On 9 September 2010, the European General Court annulled state aid approval for the aggregates levy credit scheme in Northern Ireland, which the previous Government put in place. The Government accordingly had to suspend the scheme with effect from 1 December 2010. That scheme provided an 80% relief from the levy to quarries in Northern Ireland that committed to making environmental improvements to their operations. Following the scheme’s suspension, those quarries became liable for the full levy rate of £2 per tonne, instead of the relieved rate of 40p per tonne.

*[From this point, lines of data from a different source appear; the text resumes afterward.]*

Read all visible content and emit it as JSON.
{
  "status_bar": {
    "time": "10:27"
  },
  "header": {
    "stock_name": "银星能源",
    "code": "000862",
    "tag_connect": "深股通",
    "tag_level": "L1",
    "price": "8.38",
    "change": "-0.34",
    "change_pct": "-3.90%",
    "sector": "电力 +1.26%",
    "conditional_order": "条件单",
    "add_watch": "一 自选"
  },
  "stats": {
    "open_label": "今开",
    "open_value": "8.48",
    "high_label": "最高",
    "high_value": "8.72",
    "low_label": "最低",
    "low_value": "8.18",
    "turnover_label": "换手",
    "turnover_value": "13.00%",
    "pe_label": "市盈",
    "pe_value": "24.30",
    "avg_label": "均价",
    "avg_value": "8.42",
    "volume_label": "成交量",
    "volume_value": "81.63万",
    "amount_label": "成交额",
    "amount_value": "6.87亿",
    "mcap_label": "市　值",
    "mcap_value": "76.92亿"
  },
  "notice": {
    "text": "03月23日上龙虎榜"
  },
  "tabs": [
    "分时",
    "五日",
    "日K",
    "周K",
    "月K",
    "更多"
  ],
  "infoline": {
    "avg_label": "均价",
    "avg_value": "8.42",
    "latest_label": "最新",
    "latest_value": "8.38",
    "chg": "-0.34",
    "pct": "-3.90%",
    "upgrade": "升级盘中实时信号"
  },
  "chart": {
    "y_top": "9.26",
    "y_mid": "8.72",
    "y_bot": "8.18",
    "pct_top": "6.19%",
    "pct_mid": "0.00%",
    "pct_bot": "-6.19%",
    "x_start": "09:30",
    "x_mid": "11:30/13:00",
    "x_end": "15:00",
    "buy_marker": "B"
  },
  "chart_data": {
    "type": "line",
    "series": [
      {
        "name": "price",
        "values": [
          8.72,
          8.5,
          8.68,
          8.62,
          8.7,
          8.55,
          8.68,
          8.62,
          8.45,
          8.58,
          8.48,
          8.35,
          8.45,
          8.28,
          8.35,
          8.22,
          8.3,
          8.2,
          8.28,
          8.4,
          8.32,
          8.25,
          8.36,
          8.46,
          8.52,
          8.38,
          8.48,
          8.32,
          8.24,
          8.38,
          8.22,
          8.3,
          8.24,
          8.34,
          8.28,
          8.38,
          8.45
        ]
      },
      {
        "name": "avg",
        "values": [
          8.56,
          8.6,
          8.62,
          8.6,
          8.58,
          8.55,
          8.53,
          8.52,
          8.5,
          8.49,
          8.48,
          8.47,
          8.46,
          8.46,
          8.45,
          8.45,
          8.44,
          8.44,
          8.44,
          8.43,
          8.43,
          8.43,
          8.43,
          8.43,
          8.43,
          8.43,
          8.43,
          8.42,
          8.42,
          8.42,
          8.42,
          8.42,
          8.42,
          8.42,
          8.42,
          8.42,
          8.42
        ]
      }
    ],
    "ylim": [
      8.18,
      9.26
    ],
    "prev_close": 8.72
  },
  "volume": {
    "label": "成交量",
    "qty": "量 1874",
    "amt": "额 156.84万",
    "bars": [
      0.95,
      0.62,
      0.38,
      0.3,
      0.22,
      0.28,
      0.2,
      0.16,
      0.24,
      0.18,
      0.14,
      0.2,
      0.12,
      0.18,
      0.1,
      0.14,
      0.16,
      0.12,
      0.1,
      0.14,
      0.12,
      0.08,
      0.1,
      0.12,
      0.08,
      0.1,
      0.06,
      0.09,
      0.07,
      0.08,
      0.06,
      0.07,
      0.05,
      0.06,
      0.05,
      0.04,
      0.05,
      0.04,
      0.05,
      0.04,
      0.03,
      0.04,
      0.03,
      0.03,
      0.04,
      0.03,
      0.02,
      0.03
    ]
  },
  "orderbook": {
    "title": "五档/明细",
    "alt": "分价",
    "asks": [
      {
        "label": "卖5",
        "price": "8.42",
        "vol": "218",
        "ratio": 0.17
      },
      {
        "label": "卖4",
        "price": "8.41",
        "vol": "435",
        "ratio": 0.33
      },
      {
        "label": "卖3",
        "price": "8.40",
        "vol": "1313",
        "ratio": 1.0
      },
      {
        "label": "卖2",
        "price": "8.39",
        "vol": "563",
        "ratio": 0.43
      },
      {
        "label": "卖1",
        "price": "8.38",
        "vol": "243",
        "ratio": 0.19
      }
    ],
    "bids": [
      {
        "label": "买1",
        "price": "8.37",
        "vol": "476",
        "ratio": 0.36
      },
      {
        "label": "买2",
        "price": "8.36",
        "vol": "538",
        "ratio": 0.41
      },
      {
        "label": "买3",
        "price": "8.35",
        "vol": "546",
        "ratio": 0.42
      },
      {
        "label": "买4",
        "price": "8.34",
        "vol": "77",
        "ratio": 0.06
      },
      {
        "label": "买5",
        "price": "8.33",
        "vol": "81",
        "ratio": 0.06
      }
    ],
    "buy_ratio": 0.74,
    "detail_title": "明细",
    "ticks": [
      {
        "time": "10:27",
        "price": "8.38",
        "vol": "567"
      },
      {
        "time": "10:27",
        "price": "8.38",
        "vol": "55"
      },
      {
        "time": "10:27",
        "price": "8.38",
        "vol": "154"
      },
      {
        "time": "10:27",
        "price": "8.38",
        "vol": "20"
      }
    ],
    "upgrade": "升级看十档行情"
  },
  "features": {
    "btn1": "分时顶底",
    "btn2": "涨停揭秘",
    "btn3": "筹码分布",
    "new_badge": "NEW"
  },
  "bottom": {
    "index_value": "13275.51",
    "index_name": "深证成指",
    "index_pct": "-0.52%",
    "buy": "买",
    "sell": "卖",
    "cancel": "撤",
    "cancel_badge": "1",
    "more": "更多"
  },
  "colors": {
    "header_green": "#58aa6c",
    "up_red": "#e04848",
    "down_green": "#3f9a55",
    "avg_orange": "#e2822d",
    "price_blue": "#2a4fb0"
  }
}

The aggregates levy credit scheme has brought about significant environmental improvements in the quarrying sector in Northern Ireland. The Government are committed to reinstating the scheme at the earliest opportunity, and I can assure the hon. Member for Bristol East that we are working with the Commission and the Northern Ireland Government to do exactly that. In the Finance Act last year, the previous Government announced and legislated for an increase in the rate of aggregates levy to £2.10 per tonne from 1 April 2011. However, given the suspension of the credit scheme, it would be inappropriate to go ahead with an increase in the rate of the levy, because it would place further pressure on quarries in Northern Ireland.
The clause would freeze the rate of the aggregates levy at £2 per tonne. That would affect 786 traders registered for the aggregates levy—mainly quarry owners—and would result in a loss to the Exchequer of £15 million in 2011-12. Freezing the rate in such a manner is an extraordinary step taken in extraordinary circumstances. To ensure that the levy continues to achieve its long-term environmental objectives, the rate needs to increase in line with inflation. It is our intention, therefore, to go ahead with the rate increase to £2.10 on 1 April 2012.
As I have stated, the Government are committed to reinstating the aggregates levy credit scheme at the earliest opportunity. My officials have worked with the Northern Ireland Executive and the quarrying industry in Northern Ireland to provide evidence to the European Commission to support a new decision to give state aid approval to the scheme. I have spoken to Northern Ireland Ministers about their support for such a decision, so that we can understand and agree on the best approach. We are legislating elsewhere in the Bill to enable the introduction of a new scheme as soon as state aid approval is received.
The hon. Lady asked about the abolition of the aggregates levy sustainability fund. Although that fund is coming to an end, other Government funding for environmental projects will continue. We have committed to increasing environmental spending by 21% by 2014-15. That includes spending on flood defences, new low-carbon technologies, and a pioneering commercial carbon capture and storage demonstration plant. The green investment bank is being developed, too. In view of the circumstances, continuing at this time with the aggregates levy increase scheduled for 1 April would be inappropriate.